Republicans in Georgia passed a major law to restrict voting access across the state, introducing more stringent voter identification requirements for absentee ballots, limiting drop boxes and increasing the Legislature’s power over elections. These reforms make Georgia the first state to alter its election system since the 2020 presidential election.
The bill introduces an array of new restrictions, including limiting drop boxes, taking power from the Secretary of State, imposing new oversight of county election boards, restricting who can vote with provisional ballots and criminalizing the act of offering food or water to voters in lines. The law also requires runoff elections to be held four weeks after the initial vote, in lieu of the current nine weeks.
The law passed the Georgia House on a 100-to-75 vote, and was later approved by the Senate on a 34-to-20 vote, according to the Washington Post. The bill was finalized with the signature of Governor Brian Kemp, another Republican.
“We quickly began working with the House and Senate on further reforms to make it easier to vote and harder to cheat,” Kemp said in the New York Times. “The bill I signed into law does just that.”
Democrats have criticized these reforms, however, arguing that they make voting harder for the state’s large Black population, which played a key role in President Biden’s victory as well as the success of Senators Raphael Warnock and John Ossoff in January.
The reforms directly target Black neighborhoods in Georgia’s cities where long voting lines are common. In 2018, citizens in predominantly Black neighborhoods had to wait hours to cast their votes, and many were removed from the voting rolls prior to the elections, according to the New York Times. The bill also increases the Legislature’s power over elections, which may interfere with voting in predominantly Democratic and Black counties like Fulton and Gwinnett.
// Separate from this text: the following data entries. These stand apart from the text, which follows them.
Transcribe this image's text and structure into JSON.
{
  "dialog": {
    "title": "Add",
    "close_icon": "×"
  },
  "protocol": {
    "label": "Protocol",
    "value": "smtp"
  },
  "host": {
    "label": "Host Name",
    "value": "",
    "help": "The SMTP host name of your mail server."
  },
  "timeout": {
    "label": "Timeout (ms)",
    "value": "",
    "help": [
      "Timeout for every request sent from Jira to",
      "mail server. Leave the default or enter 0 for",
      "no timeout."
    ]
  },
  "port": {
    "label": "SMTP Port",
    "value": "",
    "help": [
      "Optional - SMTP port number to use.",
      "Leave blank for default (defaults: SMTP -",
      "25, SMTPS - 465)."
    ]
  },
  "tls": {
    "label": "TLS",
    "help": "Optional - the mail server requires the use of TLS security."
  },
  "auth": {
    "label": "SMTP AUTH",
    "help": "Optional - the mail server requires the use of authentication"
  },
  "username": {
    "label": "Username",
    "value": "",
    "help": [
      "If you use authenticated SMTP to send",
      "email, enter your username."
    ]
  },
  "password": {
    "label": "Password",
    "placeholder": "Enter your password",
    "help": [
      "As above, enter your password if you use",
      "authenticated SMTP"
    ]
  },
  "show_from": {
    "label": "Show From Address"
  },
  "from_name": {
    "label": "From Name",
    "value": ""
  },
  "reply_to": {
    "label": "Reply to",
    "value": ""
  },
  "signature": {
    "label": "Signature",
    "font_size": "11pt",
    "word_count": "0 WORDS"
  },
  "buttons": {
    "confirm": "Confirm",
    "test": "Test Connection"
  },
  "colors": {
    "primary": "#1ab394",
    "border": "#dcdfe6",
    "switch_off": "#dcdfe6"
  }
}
“Rather than grappling with whether their ideology is causing them to fail, they are instead relying on what has worked in the past,” Stacey Abrams, voting rights activist and former minority leader, told the New York Times. “Instead of winning new voters, you rig the system against their participation, and you steal the right to vote.”
President Biden also expressed his distaste for Georgia’s reforms. “Instead of celebrating the rights of all Georgians to vote or winning campaigns on the merits of their ideas, Republicans in the state instead rushed through an un-American law to deny people the right to vote,’’ Biden said, according to USA Today. “This law, like so many others being pursued by Republicans in statehouses across the country is a blatant attack on the Constitution and good conscience.”
Harvard-Westlake (HW) student, Davis Marks ‘24, expressed his view on the bill.
“I’m all for legitimate ways of ensuring all votes are authentic, but this law is purely partisan voter restriction,” Marks said. “Regardless of political affiliation, restricting voters is upsetting, and the new policies created by this law… are just plain wrong. Not only is it shameful and devastating to our democracy, but it also sets a dangerous precedent for lawmakers choosing the voters, not the voters choosing the lawmakers.”